Water A Scarce Commodity

Save the grey water from a Reverse Osmosis System and it’s filtration process

When it comes to usable water, places like Cape Town and the Eastern Cape are in dire times, with still high demand, but limited supply. Conserving is the word of the moment. To avoid “Day Zero”, the majority of Capetonians are using different methods to save every drop possible, such as taking shorter showers, not water gardens and turning off the faucet while brushing their teeth, to name but a few.

Although it’s crucial that we as South Africans take responsibility for our water usage, it’s vital that our water is also safe for consumption, especially as while the water levels are low. This is why installing a Reverse Osmosis Water System could be the best option for most households, as it assists with safe drinking water, as well as saving.

What is Reverse Osmosis?

Reverse Osmosis, also known as RO, is an operation where you deionise or demineralise water through the action of forcing water through a semi-permeable Reverse Osmosis Membrane, while under pressure.

What does this do?

As water enters, salts, as well as other contaminants will not be able to pass and will be discharged through the reject stream. This water is then fed back into the feed water supply, so it can be recycled through the Reverse Osmosis System to save water. The water that goes into the RO membrane is known as product water, which contains 95% to 99% of dissolved salts removed from it.

What is feed water?

Feed water, commonly known as the reject water, contains contaminants such as chlorine and high amounts of salt. In most cases, this wouldn’t be safe to quench one’s thirst. However, this “grey water” can be used for other things around the home. Instead of connecting the pipe to a drainage source rather attach it to collection tanks or a bucket. The collected water can be used as elaborated on below.

How to reuse feed water from a Reverse Osmosis System

Toilet flushing

The average household toilet uses around 9 litres of water. Instead of wasting fresh, clean water, use the “greywater” from your reverse osmosis system, to flush your toilet, by doing this, you’re limiting and managing your water usage as a toilet bowl does not require a huge amount of water to clean it.

Car washing

Nobody enjoys driving a filthy car, but with the harsh drought and water restrictions, cleanliness for our wheels can be hard to achieve.  Water from a Reverse Osmosis System is perfectly safe for us to scrub our “babies” down. Avoid using the garden hose, as this could use several litres of precious water.
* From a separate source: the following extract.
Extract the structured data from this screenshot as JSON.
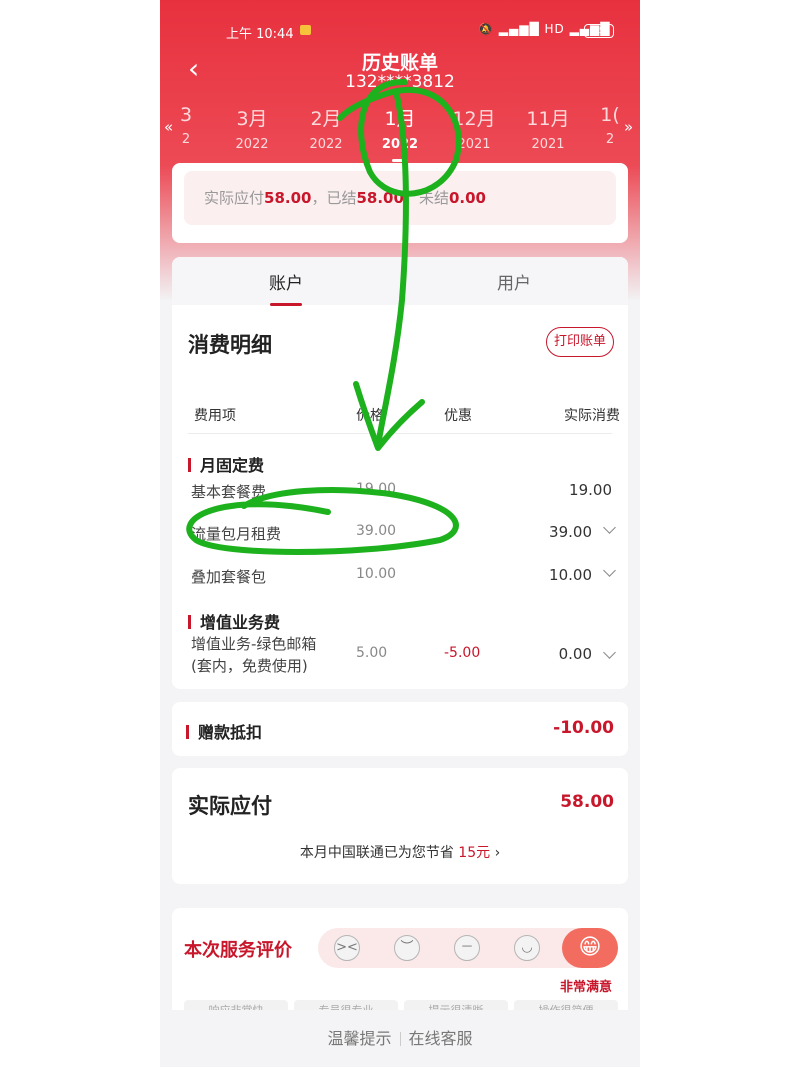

Maintain your garden

Is there anything more depressing than gardening your fingers to the bone, only for your beautiful plants to deteriorate due to a lack of water? Don’t let your hard work go to waste, use the waste water from your Reverse Osmosis System to water your thirsty plants or crops.

Laundry
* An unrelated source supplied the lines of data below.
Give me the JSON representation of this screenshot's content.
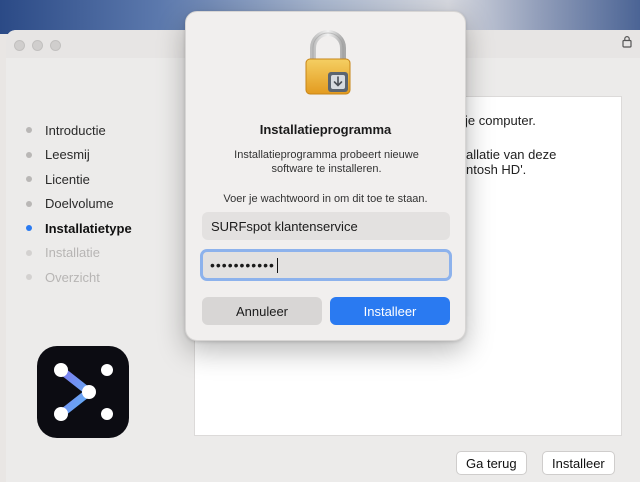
{
  "window": {
    "steps": [
      {
        "label": "Introductie",
        "state": "done"
      },
      {
        "label": "Leesmij",
        "state": "done"
      },
      {
        "label": "Licentie",
        "state": "done"
      },
      {
        "label": "Doelvolume",
        "state": "done"
      },
      {
        "label": "Installatietype",
        "state": "active"
      },
      {
        "label": "Installatie",
        "state": "pending"
      },
      {
        "label": "Overzicht",
        "state": "pending"
      }
    ],
    "content_lines": [
      "je computer.",
      "allatie van deze",
      "ntosh HD'."
    ],
    "back_label": "Ga terug",
    "install_label": "Installeer"
  },
  "dialog": {
    "title": "Installatieprogramma",
    "message": "Installatieprogramma probeert nieuwe software te installeren.",
    "prompt": "Voer je wachtwoord in om dit toe te staan.",
    "username_value": "SURFspot klantenservice",
    "password_mask": "•••••••••••",
    "cancel_label": "Annuleer",
    "install_label": "Installeer"
  },
  "icons": [
    "padlock-icon",
    "lock-icon",
    "app-icon"
  ],
  "colors": {
    "accent": "#2a7af1",
    "focus_ring": "#8db2ec"
  }
}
Majority of households use washing machines instead of washing their clothes by hand. Washing by hand can be strenuous, so most revert to washing clothes in a washing machine which saves time but uses a lot of water. Instead of using tap water, use your Reverse Osmosis System wastewater.

71% of the earth’s surface is covered in water of which 96.5% of the planet’s water can be found in our oceans. This means we only have 2.5% for use as fresh water. It’s up to us as a society, to help save and use wastewater as often as we can.